But behind SFS, you have International Christian-Uijongbu at 4-4, YIS-Seoul at 4-5, Osan American at 3-7 and TCIS at 2-8. YIS-Seoul needs victories if it hopes to catch SFS for the No. 3 seed and, presumably, a better first-round matchup.
League bylaws say that any protest of a league game should be brought to the game officials or the league president before the game ends.
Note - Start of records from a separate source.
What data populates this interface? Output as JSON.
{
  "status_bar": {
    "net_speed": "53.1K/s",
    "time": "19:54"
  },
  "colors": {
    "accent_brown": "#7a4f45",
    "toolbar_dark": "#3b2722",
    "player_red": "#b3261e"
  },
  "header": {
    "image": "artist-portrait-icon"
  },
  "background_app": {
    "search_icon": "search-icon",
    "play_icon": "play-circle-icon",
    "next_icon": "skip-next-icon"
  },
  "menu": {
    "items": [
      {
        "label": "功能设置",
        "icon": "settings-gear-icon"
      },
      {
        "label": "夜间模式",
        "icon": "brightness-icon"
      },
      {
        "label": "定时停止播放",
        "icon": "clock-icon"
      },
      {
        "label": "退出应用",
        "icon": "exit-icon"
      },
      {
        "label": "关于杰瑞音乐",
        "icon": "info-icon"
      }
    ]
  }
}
Boyd did not do so. On the other side of the coin, Boyd said the game couldn’t possibly count as a league game if there were no USFKOA officials to certify the result.
Hale and Seoul American’s co-athletics director Don Hedgpath spoke by phone earlier Monday, with Hedgpath requesting that Hale and he look into possible alternative solutions.
Here is what the game summary would look like:
Yongsan International-Seoul 67, Seoul American 62, OT
Saturday at Seoul
SAHS 9 20 15 10 8—62
YIS-S 15 17 14 8 13—67
Scoring—YIS-S: Sam Kang 17, Chris Yoo 12, Ben Linssen 10; SAHS: Patrick Anderson 13, Sean Horne 10, Tariel Stewart 10. Rebounding—YIS-S: Kang 8, Linssen 6, Yoo 5; SAHS: Anderson 5.
What does Sports Blog Nation think?
-- Manasseh Nartey (17 points) and Derrick Merriwether (15) in Osan’s boys basketball’s upset victory over Daegu.
-- Kubasaki’s Tyshon Butler being the only wrestler at Rumble needing to win two finals bouts in the double-elimination format to upend Kadena’s Kyle Milburn for the 168-pound gold.
-- Andre Encarnacion’s buzzer-beating shot that lifted Zama’s boys basketball team past M.C. Perry 62-61 in a see-saw battle.
-- Kareem Key’s 25-point, 11-rebound double-double in a losing cause as Kubasaki lost 69-66 Saturday at Futenma.
-- Courtney Beall’s averaging 14.3 points and 17.7 rebounds for M.C. Perry’s girls in a losing cause as they dropped three games.
-- Vanessa Black’s four third-quarter three-point goals and 18 total points in a losing effort as Kinnick’s girls beat Edgren 49-30 on Friday.
-- Jasmine Thomas’ averaging 23.5 points and 10.5 rebounds in just under 12 total minutes as Seoul American won at Osan and Yongsan International-Seoul.
-- Quin White’s 19 points that helped Edgren’s boys drop Kinnick 50-46 on Friday at Yokosuka Naval Base.
-- Osan’s boys have won two of their last three, while Zama boys and girls are a combined 25-8 entering the DODDS Japan tournament.
-- Turnover plagued Perry’s girls fell from above .500 to 9-12 on the season with four weekend losses.
The $64,000 question
Which teams stand the best chance of stopping Zama’s boys and Kinnick’s girls from winning the DODDS Japan basketball tournaments?